"Naples National is extraordinary, and I love my affiliation there. But there are a number of reasons as to why I consider Myopia the best job in the country," concludes the four-time winner of the PGA of America's Horton Smith Award, given to those who make outstanding and continuing contributions to PGA education.

"Our infrastructure is so unique, with these old New England farmhouse outbuildings, which remain fully functional. The course is just as unique, and one of the most fun and memorable courses you can play. There's no micromanaging, and I have the latitude to run my part of the operation as I see fit, hire and train who I like, and be invigorated by their successes when they go onto their own jobs.

"I've been well-compensated over the years, despite the lean times when I first began. And finally, it's the quality of the members, the deepness of the friendships we've developed over the years. All of these reasons in combination are why I truly feel this is the premier job, at least for me, anywhere."

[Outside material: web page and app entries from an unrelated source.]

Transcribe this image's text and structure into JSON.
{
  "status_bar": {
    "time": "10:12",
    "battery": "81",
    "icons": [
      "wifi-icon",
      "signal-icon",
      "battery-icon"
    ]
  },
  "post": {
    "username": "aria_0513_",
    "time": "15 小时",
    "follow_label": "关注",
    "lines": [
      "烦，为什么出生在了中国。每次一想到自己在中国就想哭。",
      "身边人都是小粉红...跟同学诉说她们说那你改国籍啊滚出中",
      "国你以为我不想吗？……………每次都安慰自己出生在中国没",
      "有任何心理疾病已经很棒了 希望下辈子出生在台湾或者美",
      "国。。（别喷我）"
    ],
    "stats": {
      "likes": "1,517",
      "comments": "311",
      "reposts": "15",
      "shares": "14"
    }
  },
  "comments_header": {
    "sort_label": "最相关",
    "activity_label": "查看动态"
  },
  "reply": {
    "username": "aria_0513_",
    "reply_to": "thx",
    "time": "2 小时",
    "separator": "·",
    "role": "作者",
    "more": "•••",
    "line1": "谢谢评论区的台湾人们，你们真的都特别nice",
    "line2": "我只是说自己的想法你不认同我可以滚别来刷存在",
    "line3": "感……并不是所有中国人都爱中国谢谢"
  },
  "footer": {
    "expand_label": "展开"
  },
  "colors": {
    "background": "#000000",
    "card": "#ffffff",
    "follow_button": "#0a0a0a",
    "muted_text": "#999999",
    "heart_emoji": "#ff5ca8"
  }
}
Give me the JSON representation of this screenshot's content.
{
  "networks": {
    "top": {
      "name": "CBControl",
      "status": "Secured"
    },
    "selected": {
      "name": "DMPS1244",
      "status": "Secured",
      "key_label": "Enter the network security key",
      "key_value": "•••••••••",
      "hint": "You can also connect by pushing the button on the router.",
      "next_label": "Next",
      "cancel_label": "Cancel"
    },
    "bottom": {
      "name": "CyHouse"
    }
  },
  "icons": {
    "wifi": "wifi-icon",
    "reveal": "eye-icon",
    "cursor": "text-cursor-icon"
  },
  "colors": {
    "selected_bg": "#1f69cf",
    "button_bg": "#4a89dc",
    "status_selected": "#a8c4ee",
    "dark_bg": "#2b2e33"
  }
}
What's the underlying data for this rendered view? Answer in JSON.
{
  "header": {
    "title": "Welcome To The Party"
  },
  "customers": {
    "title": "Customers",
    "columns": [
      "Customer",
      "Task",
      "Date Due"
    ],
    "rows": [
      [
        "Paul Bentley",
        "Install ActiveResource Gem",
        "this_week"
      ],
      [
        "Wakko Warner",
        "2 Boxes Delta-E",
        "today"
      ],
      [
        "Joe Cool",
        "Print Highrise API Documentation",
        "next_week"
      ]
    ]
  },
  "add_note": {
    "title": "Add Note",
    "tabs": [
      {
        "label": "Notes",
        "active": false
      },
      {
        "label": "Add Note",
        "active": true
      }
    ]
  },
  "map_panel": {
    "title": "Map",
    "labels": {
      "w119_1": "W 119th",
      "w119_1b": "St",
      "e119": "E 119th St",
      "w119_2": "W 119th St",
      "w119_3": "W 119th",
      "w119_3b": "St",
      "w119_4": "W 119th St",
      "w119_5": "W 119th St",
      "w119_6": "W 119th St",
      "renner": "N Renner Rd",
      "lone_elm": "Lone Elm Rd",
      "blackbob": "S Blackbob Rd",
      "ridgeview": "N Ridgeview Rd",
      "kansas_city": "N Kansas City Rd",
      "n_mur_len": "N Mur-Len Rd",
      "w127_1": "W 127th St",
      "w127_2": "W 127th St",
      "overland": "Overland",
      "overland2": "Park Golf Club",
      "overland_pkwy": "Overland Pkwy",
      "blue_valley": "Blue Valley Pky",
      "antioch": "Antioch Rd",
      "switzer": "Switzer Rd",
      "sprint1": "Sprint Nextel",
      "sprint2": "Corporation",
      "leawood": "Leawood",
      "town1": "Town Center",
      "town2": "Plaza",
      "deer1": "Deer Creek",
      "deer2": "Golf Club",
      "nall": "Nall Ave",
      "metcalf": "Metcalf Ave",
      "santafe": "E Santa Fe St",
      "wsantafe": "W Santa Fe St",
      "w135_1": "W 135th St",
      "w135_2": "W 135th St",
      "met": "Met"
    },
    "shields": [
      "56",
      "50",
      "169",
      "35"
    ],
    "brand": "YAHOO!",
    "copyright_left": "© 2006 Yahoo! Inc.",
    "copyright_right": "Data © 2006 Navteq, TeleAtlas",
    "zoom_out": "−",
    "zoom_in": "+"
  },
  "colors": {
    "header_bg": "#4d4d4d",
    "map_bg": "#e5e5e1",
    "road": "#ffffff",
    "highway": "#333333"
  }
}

The final irony is that even at the beginning of his tenure, when things were far from ideal - with infrastructure problems in the pro shop, too few members and an overall malaise regarding the golf program in general - Safrin could see the job's incredible potential.

What are the odds? A club that takes its name from the self-parody of four nearsighted brothers was lucky enough to hire a golf professional with incredible long-range vision.

Current or Former Head Pros Who Worked for Safrin

Mark Ashton
Mike Bemis
Patrick Berry
Peter Bronson
J.P. Connelly
Mike Corcoran
Jeff Fraim
Greg McFee
Tom O'Brien
Tom Roberts
Erik Sorensen
Tim Talbot
Tom Thornton
Jean Waters
Tom Waters

Bill Safrin's tips for fellow golfers:

"As someone who has suffered missing more than his share of three-foot putts," he says, "I have discovered secrets to solving this problem. They are:

• take the putter slowly away from the ball
• make a short backswing
• follow-through twice as far as you take the club back
• listen for the ball to go in

The tendency is for players to be quick due to anxiety that results in a short follow through and premature movement of the head, thus missing the putt. Do the above and your percentage of made putts will increase substantially."

Bill Safrin's tips for fellow golf professionals:

• The impressions that you make on the people you meet can have far reaching effects on your career and the career of others.

• As golf professionals we are introduced to prominent, successful and powerful individuals that have a passion for golf.

• A good lesson, shared experiences, helpful advice, correcting a problem or even concerned listening can lead to developing relationships that can help you or your assistant professionals land a job.

• Relationship-building and networking are keys towards becoming successful and helping others get ahead.

• Most people genuinely like to help others they know and respect. Once you earn this respect your word can be used to help others.

Joel Zuckerman, called "One of the Southeast's most respected and sought-after golf writers" by Golfer's Guide Magazine, is an award-winning travel writer based in Savannah, Ga. His seventh and latest book, entitled "Pro's Pros - Extraordinary Club Professionals Making Golf Great!" was released in June 2013. This is the first-ever golf book to shine the spotlight on the beating heart of golf - the unsung, yet hard-working club professional. Joel's course reviews, player profiles, essays and features have appeared in 110 publications, including Sports Illustrated, Golf, Continental Magazine and Delta's Sky Magazine. He has played more than 800 courses in 40-plus states and a dozen countries. For more about Joel, or to order this unique new book, visit www.vagabondgolfer.com.